At the rally on Sept. 24th, the 46th anniversary, we will gather on 12th and Wisconsin in Milwaukee on the Marquette University campus. We will have speakers, music and nonviolent direct action for those that want to do something. Our message is simple: Marquette University, Be Faithful to the Gospel, and No Longer Host Departments of Military Science. In the 46 Years of Nonviolent Resistance to Military at Marquette we have gone from hundreds of Marquette students protesting ROTC on campus to nearly none. It is time for us who remember the Milwaukee 14, Catonsville 9 and the many similar to say to students one more time: Stop Militarism at Marquette.
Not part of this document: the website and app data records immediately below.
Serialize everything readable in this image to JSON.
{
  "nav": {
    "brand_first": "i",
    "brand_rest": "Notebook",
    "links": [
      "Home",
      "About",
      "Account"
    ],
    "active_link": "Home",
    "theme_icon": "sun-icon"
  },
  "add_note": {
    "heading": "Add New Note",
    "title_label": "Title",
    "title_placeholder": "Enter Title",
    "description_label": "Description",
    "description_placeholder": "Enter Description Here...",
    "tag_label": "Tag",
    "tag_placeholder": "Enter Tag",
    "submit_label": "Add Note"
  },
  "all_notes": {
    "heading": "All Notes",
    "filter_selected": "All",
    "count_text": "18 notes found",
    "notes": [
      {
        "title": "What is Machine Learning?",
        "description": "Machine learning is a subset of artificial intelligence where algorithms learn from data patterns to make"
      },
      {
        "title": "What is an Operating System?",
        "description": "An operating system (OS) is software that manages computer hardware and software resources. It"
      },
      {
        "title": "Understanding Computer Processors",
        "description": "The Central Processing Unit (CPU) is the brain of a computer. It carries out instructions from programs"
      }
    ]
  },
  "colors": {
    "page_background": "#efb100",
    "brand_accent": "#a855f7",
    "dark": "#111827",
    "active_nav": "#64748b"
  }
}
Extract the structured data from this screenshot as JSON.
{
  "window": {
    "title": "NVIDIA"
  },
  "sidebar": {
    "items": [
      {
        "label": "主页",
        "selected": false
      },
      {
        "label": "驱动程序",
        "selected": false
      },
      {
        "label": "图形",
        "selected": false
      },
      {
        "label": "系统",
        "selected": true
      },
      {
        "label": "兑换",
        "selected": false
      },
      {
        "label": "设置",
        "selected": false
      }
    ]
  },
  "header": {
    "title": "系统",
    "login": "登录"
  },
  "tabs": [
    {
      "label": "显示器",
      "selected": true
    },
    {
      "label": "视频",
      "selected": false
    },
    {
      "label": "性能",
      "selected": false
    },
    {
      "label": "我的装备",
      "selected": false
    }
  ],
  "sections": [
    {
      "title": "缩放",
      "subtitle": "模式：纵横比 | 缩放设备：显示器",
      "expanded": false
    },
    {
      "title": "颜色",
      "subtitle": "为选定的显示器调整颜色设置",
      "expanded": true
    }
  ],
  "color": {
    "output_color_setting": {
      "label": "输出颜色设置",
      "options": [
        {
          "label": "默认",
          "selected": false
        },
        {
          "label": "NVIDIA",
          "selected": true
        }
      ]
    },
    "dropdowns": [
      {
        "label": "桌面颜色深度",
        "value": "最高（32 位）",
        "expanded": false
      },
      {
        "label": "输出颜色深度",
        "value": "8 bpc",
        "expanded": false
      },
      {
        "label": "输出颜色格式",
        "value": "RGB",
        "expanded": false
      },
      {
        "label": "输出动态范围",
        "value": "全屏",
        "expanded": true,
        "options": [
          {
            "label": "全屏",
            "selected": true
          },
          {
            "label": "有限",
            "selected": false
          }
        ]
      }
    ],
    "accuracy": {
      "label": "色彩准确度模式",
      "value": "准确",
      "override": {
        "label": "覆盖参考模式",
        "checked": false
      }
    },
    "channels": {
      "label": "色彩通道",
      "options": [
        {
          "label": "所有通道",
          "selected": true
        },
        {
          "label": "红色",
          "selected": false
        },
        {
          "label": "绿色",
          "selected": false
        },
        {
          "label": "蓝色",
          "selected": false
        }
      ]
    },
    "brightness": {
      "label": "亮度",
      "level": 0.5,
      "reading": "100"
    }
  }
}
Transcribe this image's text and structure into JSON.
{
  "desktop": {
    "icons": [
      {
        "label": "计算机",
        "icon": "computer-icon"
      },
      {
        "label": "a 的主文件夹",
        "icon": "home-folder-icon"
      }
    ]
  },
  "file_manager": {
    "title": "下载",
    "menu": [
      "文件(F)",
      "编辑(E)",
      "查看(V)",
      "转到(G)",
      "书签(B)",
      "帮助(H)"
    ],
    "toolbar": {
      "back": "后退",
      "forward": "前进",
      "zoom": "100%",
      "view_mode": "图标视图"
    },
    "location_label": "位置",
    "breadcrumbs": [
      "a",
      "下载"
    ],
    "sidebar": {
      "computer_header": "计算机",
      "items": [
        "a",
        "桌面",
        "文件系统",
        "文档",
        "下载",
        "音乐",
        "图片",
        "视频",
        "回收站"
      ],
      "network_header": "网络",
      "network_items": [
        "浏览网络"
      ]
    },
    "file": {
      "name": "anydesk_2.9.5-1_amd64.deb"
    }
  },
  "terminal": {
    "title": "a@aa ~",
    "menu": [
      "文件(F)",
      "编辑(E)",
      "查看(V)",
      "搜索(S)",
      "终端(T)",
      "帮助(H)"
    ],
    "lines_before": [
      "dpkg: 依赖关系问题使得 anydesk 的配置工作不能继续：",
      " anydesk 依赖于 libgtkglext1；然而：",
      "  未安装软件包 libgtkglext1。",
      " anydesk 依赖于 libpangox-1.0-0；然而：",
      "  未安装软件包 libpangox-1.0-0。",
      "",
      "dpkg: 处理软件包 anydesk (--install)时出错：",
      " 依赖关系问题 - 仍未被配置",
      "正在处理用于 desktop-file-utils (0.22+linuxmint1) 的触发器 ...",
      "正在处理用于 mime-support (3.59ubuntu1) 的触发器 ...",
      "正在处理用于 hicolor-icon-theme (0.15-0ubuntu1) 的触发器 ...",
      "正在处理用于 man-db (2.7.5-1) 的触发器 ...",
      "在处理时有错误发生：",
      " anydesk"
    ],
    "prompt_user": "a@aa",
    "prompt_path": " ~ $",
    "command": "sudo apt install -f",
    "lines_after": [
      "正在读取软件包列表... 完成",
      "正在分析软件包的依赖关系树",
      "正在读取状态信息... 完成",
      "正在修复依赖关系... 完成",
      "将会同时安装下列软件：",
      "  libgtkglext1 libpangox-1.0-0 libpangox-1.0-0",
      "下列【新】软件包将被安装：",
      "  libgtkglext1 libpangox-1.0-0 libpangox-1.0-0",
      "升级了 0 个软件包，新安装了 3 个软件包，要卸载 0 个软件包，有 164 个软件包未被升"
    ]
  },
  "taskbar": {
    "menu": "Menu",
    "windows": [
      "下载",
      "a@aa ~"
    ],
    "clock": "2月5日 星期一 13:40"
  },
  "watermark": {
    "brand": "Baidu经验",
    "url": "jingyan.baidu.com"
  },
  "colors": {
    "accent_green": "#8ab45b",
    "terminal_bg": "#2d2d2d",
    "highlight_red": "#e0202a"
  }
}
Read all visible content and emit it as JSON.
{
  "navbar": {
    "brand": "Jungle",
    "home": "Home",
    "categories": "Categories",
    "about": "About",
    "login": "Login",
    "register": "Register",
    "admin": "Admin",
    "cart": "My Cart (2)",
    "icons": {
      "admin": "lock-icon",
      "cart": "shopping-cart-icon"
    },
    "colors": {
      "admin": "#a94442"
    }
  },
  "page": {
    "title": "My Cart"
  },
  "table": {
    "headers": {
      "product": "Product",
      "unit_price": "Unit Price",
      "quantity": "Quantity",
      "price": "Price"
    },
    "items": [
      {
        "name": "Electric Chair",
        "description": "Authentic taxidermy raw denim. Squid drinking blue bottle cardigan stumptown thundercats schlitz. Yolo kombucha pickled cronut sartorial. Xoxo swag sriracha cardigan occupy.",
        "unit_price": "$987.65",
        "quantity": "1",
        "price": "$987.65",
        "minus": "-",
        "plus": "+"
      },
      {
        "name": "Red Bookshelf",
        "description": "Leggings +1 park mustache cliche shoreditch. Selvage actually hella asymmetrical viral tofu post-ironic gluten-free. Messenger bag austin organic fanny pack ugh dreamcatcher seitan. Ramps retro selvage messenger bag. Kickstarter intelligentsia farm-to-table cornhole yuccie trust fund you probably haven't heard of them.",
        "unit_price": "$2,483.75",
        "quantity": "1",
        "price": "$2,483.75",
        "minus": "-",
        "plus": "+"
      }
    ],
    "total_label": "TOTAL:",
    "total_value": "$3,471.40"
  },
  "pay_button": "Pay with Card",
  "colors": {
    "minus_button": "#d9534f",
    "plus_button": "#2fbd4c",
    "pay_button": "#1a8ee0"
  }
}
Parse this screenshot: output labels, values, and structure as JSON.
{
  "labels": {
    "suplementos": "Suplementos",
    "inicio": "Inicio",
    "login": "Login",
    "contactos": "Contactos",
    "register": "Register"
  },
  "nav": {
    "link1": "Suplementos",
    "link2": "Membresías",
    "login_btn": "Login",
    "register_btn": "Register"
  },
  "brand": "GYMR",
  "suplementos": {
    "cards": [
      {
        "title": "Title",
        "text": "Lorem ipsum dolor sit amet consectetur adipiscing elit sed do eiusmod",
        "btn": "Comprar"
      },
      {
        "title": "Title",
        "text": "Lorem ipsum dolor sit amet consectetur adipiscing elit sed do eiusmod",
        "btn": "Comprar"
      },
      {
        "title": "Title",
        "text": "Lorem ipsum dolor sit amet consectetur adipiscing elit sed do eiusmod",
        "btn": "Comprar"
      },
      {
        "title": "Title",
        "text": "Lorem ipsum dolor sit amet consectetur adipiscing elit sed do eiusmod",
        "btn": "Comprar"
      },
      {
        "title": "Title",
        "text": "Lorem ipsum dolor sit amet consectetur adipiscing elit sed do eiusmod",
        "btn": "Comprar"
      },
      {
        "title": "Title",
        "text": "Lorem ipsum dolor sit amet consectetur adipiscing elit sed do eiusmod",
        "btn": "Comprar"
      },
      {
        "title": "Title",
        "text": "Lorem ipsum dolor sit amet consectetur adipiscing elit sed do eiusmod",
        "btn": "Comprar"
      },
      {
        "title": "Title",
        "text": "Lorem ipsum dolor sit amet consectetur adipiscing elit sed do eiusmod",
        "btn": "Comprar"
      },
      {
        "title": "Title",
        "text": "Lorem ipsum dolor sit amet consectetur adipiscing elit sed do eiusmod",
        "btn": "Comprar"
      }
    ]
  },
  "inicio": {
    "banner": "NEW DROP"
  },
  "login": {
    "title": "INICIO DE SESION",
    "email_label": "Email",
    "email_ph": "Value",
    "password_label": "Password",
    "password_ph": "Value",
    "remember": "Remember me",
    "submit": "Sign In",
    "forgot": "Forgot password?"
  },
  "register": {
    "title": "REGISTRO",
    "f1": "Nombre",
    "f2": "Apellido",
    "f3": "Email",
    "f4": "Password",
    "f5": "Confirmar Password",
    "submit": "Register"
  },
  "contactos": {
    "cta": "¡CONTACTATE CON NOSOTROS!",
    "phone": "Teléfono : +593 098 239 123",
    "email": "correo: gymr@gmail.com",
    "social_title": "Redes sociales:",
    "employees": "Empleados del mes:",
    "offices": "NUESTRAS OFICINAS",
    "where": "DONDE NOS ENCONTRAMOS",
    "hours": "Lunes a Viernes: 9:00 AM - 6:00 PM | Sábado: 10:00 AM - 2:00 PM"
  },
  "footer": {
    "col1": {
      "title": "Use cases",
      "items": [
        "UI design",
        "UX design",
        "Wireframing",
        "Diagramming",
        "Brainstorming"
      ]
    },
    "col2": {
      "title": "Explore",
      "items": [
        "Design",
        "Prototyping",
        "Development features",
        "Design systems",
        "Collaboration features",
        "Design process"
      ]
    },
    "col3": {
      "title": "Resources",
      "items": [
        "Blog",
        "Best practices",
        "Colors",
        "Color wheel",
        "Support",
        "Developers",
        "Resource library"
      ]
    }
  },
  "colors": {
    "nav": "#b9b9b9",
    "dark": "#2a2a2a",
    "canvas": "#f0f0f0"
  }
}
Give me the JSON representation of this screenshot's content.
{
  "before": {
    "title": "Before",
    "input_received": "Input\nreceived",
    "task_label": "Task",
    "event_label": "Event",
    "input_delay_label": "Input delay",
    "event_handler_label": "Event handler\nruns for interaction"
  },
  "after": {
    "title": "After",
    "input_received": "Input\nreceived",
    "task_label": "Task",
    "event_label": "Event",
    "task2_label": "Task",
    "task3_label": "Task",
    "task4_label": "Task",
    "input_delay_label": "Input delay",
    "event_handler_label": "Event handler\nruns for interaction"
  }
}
We need to break the silence this September 24th. As Martin Luther King Jr. said: “In the End, we will remember not the words of our enemies, but the silence of our friends.”
See the flyer below and Ala Art pass it out everywhere.
Flowers from Garden on Kitchen
A friend who lives in a Catholic retirement home invited us over to dinner and concert at the home today. The concert was put by on elderly residents of the home and featured a number of folk songs. One song “Where have all the Flowers gone, lyrics below, a song that I heard many times before, struck me as fresh and new.
Pete Seeger who wrote the first three verses of the song was someone I actually had met. The first time was in 1968 when I went with Father James Groppi of Milwaukee on a bus to Resurrection City in D.C as part of the Poor Peoples campaign that Martin Luther King Jr. had called before he was assassinated. It was a casual meeting as he was sitting around one of the tents constructed just practicing his music. I did not realize that a year later Peter Seeger would be in Milwaukee performing a benefit concert for the Milwaukee 14 which I was part of.
What struck me about this folk song tonight was the circular nature of the song. The song, Seeger adopted from a Russian folk song, starts with the question Where have all the flowers gone and ends with the flowers growing. In between there is the tragedy of war and the suffering and death it brings.
Flowers come and go naturally but in this song it is man-made war that interrupts nature, but at the end is subject to nature.
Now that we live in a time of “endless wars” and man-made tragedies by ignoring our environment how will nature ever restore the flowers? I think of the flowers on my kitchen table. When they die I just go out in the rain garden and pick some more. But in late fall into the winter I will not be able to pick new flowers in the garden till the spring. If winter, like wars of today, never ended, there would be no more flowers for the vase. We must stop war and teaching of war, like at Marquette University; otherwise there will no more flowers.